### Exercise objective
Each record should be copied exactly into the answer, and no picture should go with it.
··· Supplied information ···
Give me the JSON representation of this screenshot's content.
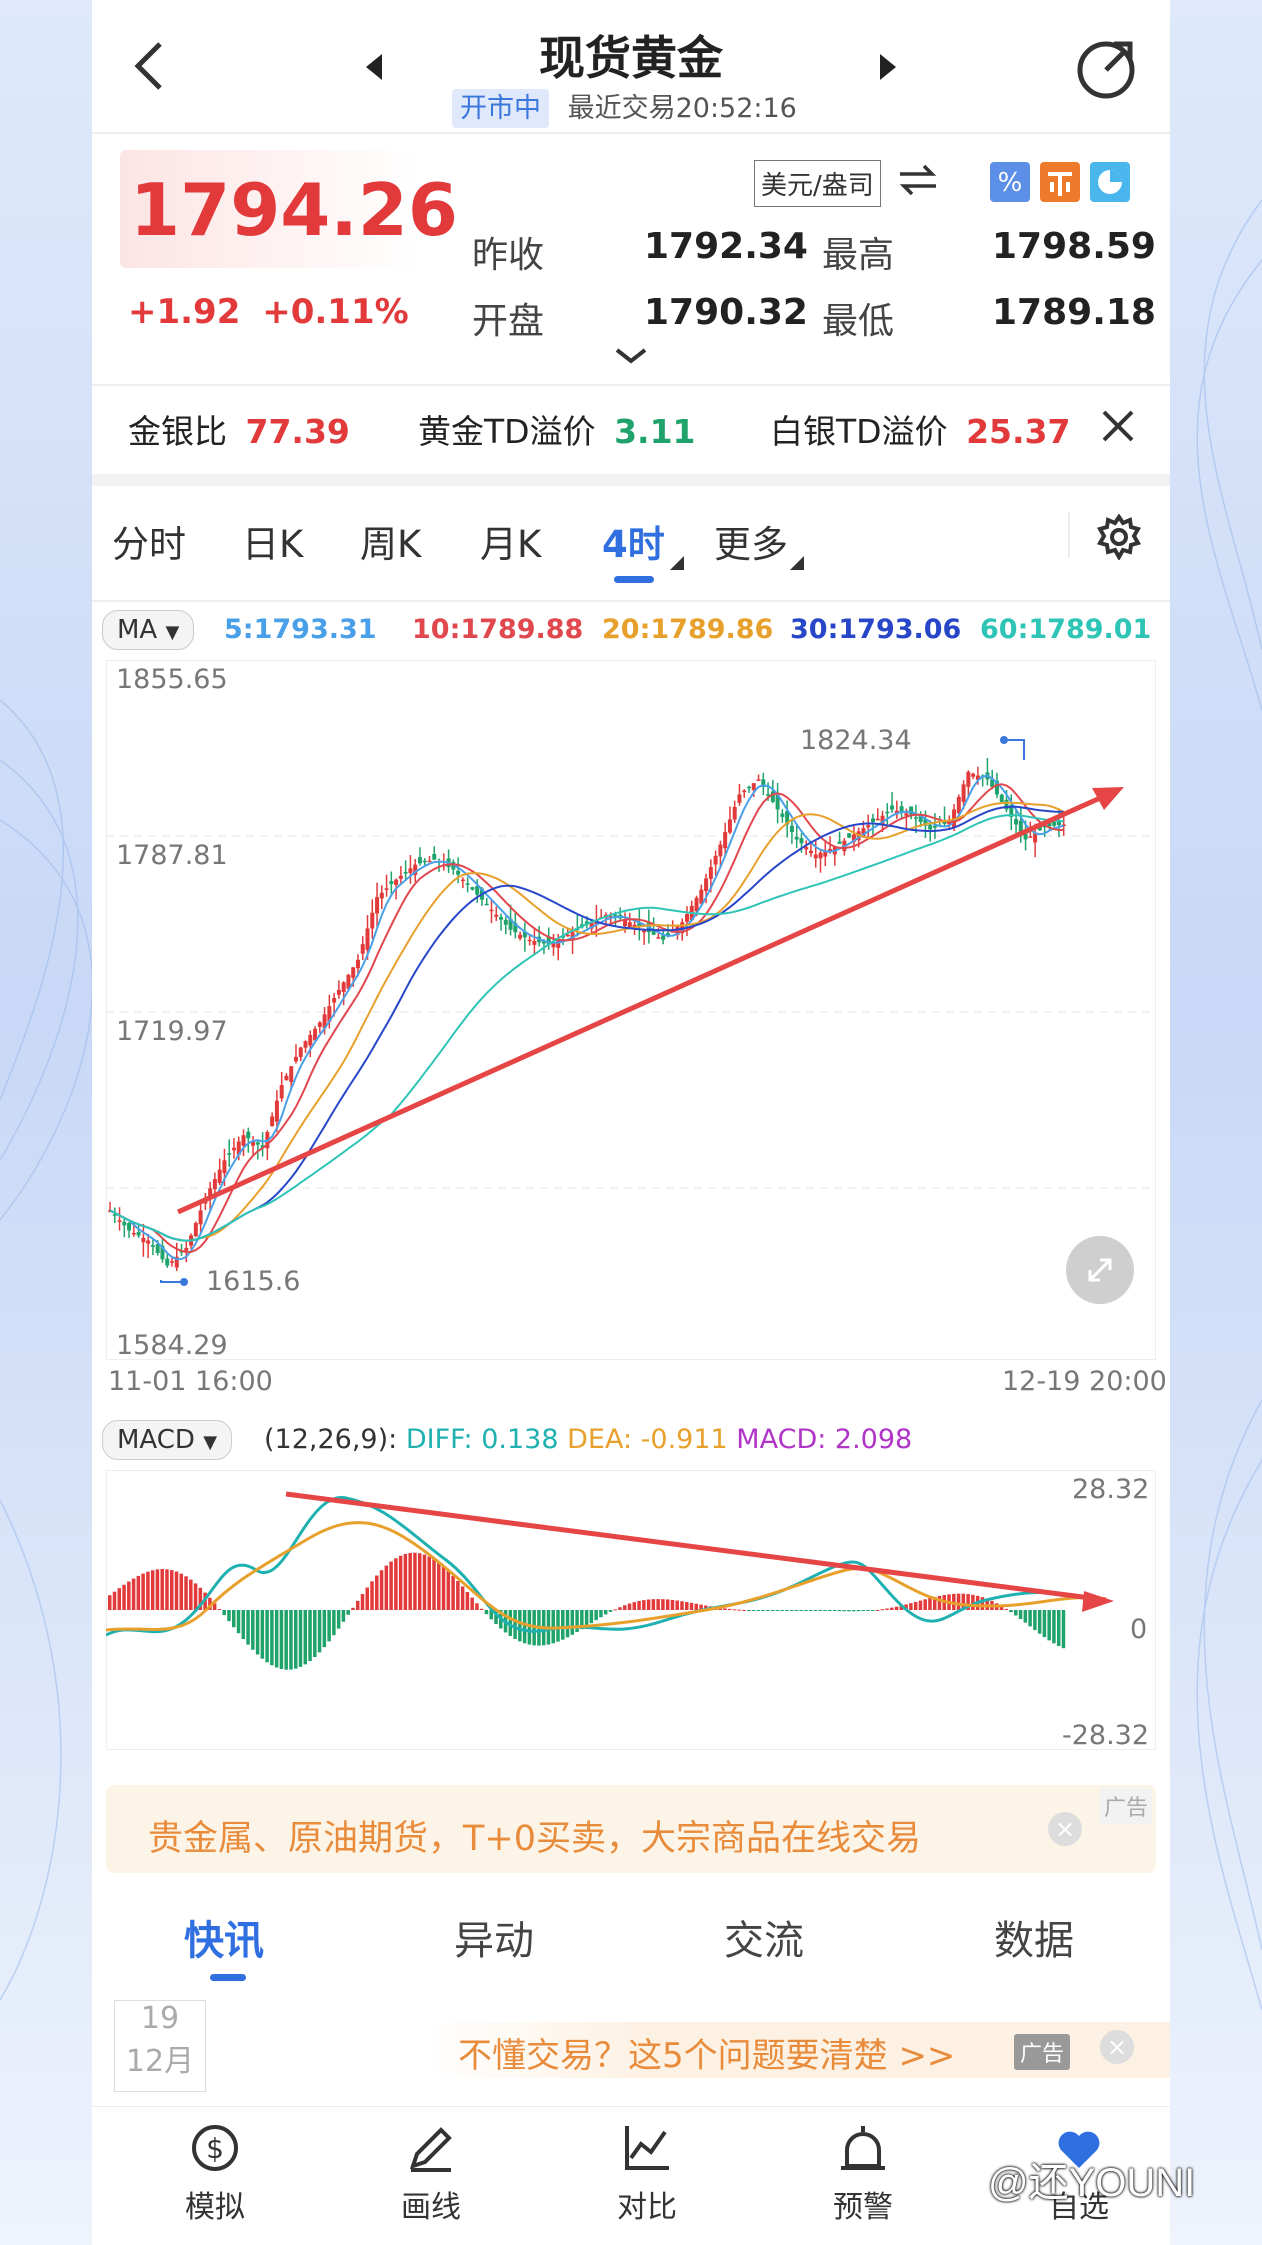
{
  "header": {
    "title": "现货黄金",
    "status": "开市中",
    "last_trade": "最近交易20:52:16"
  },
  "quote": {
    "price": "1794.26",
    "change": "+1.92",
    "change_pct": "+0.11%",
    "unit": "美元/盎司",
    "prev_close_label": "昨收",
    "prev_close": "1792.34",
    "open_label": "开盘",
    "open": "1790.32",
    "high_label": "最高",
    "high": "1798.59",
    "low_label": "最低",
    "low": "1789.18"
  },
  "ratios": {
    "gs_label": "金银比",
    "gs_value": "77.39",
    "gold_td_label": "黄金TD溢价",
    "gold_td_value": "3.11",
    "silver_td_label": "白银TD溢价",
    "silver_td_value": "25.37"
  },
  "tabs": [
    "分时",
    "日K",
    "周K",
    "月K",
    "4时",
    "更多"
  ],
  "active_tab": "4时",
  "ma": {
    "button": "MA",
    "ma5": "5:1793.31",
    "ma10": "10:1789.88",
    "ma20": "20:1789.86",
    "ma30": "30:1793.06",
    "ma60": "60:1789.01"
  },
  "colors": {
    "ma5": "#4aa0e8",
    "ma10": "#e0484e",
    "ma20": "#e8a02c",
    "ma30": "#2747c8",
    "ma60": "#2ec4b6",
    "up": "#e23a3a",
    "down": "#1fa36b",
    "trend": "#e64545"
  },
  "chart": {
    "y_max": "1855.65",
    "y_mid1": "1787.81",
    "y_mid2": "1719.97",
    "y_min": "1584.29",
    "peak_label": "1824.34",
    "trough_label": "1615.6",
    "x_start": "11-01 16:00",
    "x_end": "12-19 20:00"
  },
  "macd": {
    "button": "MACD",
    "params": "(12,26,9):",
    "diff": "DIFF: 0.138",
    "dea": "DEA: -0.911",
    "macd": "MACD: 2.098",
    "y_top": "28.32",
    "y_zero": "0",
    "y_bottom": "-28.32"
  },
  "ad1": {
    "text": "贵金属、原油期货，T+0买卖，大宗商品在线交易",
    "tag": "广告"
  },
  "news_tabs": [
    "快讯",
    "异动",
    "交流",
    "数据"
  ],
  "news": {
    "day": "19",
    "month": "12月",
    "ad_text": "不懂交易？这5个问题要清楚 >>",
    "ad_tag": "广告"
  },
  "bottom_nav": [
    "模拟",
    "画线",
    "对比",
    "预警",
    "自选"
  ],
  "watermark": "@还YOUNI",
  "chart_data": {
    "type": "candlestick",
    "x_start": "11-01 16:00",
    "x_end": "12-19 20:00",
    "ylim": [
      1584.29,
      1855.65
    ],
    "y_ticks": [
      1855.65,
      1787.81,
      1719.97,
      1584.29
    ],
    "annotations": [
      {
        "label": "1824.34",
        "value": 1824.34
      },
      {
        "label": "1615.6",
        "value": 1615.6
      }
    ],
    "close_path": [
      1640,
      1632,
      1628,
      1618,
      1625,
      1645,
      1660,
      1670,
      1665,
      1690,
      1705,
      1715,
      1728,
      1740,
      1765,
      1772,
      1778,
      1780,
      1776,
      1768,
      1760,
      1752,
      1748,
      1746,
      1750,
      1754,
      1758,
      1756,
      1752,
      1748,
      1755,
      1768,
      1786,
      1806,
      1812,
      1800,
      1788,
      1782,
      1785,
      1790,
      1795,
      1800,
      1798,
      1792,
      1795,
      1815,
      1812,
      1800,
      1788,
      1793,
      1794
    ],
    "ma_series": [
      {
        "name": "5",
        "last": 1793.31
      },
      {
        "name": "10",
        "last": 1789.88
      },
      {
        "name": "20",
        "last": 1789.86
      },
      {
        "name": "30",
        "last": 1793.06
      },
      {
        "name": "60",
        "last": 1789.01
      }
    ],
    "macd": {
      "ylim": [
        -28.32,
        28.32
      ],
      "diff": 0.138,
      "dea": -0.911,
      "macd": 2.098
    }
  }
}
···
### Response area
Give me the JSON representation of this screenshot's content.
{
  "header": {
    "title": "现货黄金",
    "status": "开市中",
    "last_trade": "最近交易20:52:16"
  },
  "quote": {
    "price": "1794.26",
    "change": "+1.92",
    "change_pct": "+0.11%",
    "unit": "美元/盎司",
    "prev_close_label": "昨收",
    "prev_close": "1792.34",
    "open_label": "开盘",
    "open": "1790.32",
    "high_label": "最高",
    "high": "1798.59",
    "low_label": "最低",
    "low": "1789.18"
  },
  "ratios": {
    "gs_label": "金银比",
    "gs_value": "77.39",
    "gold_td_label": "黄金TD溢价",
    "gold_td_value": "3.11",
    "silver_td_label": "白银TD溢价",
    "silver_td_value": "25.37"
  },
  "tabs": [
    "分时",
    "日K",
    "周K",
    "月K",
    "4时",
    "更多"
  ],
  "active_tab": "4时",
  "ma": {
    "button": "MA",
    "ma5": "5:1793.31",
    "ma10": "10:1789.88",
    "ma20": "20:1789.86",
    "ma30": "30:1793.06",
    "ma60": "60:1789.01"
  },
  "colors": {
    "ma5": "#4aa0e8",
    "ma10": "#e0484e",
    "ma20": "#e8a02c",
    "ma30": "#2747c8",
    "ma60": "#2ec4b6",
    "up": "#e23a3a",
    "down": "#1fa36b",
    "trend": "#e64545"
  },
  "chart": {
    "y_max": "1855.65",
    "y_mid1": "1787.81",
    "y_mid2": "1719.97",
    "y_min": "1584.29",
    "peak_label": "1824.34",
    "trough_label": "1615.6",
    "x_start": "11-01 16:00",
    "x_end": "12-19 20:00"
  },
  "macd": {
    "button": "MACD",
    "params": "(12,26,9):",
    "diff": "DIFF: 0.138",
    "dea": "DEA: -0.911",
    "macd": "MACD: 2.098",
    "y_top": "28.32",
    "y_zero": "0",
    "y_bottom": "-28.32"
  },
  "ad1": {
    "text": "贵金属、原油期货，T+0买卖，大宗商品在线交易",
    "tag": "广告"
  },
  "news_tabs": [
    "快讯",
    "异动",
    "交流",
    "数据"
  ],
  "news": {
    "day": "19",
    "month": "12月",
    "ad_text": "不懂交易？这5个问题要清楚 >>",
    "ad_tag": "广告"
  },
  "bottom_nav": [
    "模拟",
    "画线",
    "对比",
    "预警",
    "自选"
  ],
  "watermark": "@还YOUNI",
  "chart_data": {
    "type": "candlestick",
    "x_start": "11-01 16:00",
    "x_end": "12-19 20:00",
    "ylim": [
      1584.29,
      1855.65
    ],
    "y_ticks": [
      1855.65,
      1787.81,
      1719.97,
      1584.29
    ],
    "annotations": [
      {
        "label": "1824.34",
        "value": 1824.34
      },
      {
        "label": "1615.6",
        "value": 1615.6
      }
    ],
    "close_path": [
      1640,
      1632,
      1628,
      1618,
      1625,
      1645,
      1660,
      1670,
      1665,
      1690,
      1705,
      1715,
      1728,
      1740,
      1765,
      1772,
      1778,
      1780,
      1776,
      1768,
      1760,
      1752,
      1748,
      1746,
      1750,
      1754,
      1758,
      1756,
      1752,
      1748,
      1755,
      1768,
      1786,
      1806,
      1812,
      1800,
      1788,
      1782,
      1785,
      1790,
      1795,
      1800,
      1798,
      1792,
      1795,
      1815,
      1812,
      1800,
      1788,
      1793,
      1794
    ],
    "ma_series": [
      {
        "name": "5",
        "last": 1793.31
      },
      {
        "name": "10",
        "last": 1789.88
      },
      {
        "name": "20",
        "last": 1789.86
      },
      {
        "name": "30",
        "last": 1793.06
      },
      {
        "name": "60",
        "last": 1789.01
      }
    ],
    "macd": {
      "ylim": [
        -28.32,
        28.32
      ],
      "diff": 0.138,
      "dea": -0.911,
      "macd": 2.098
    }
  }
}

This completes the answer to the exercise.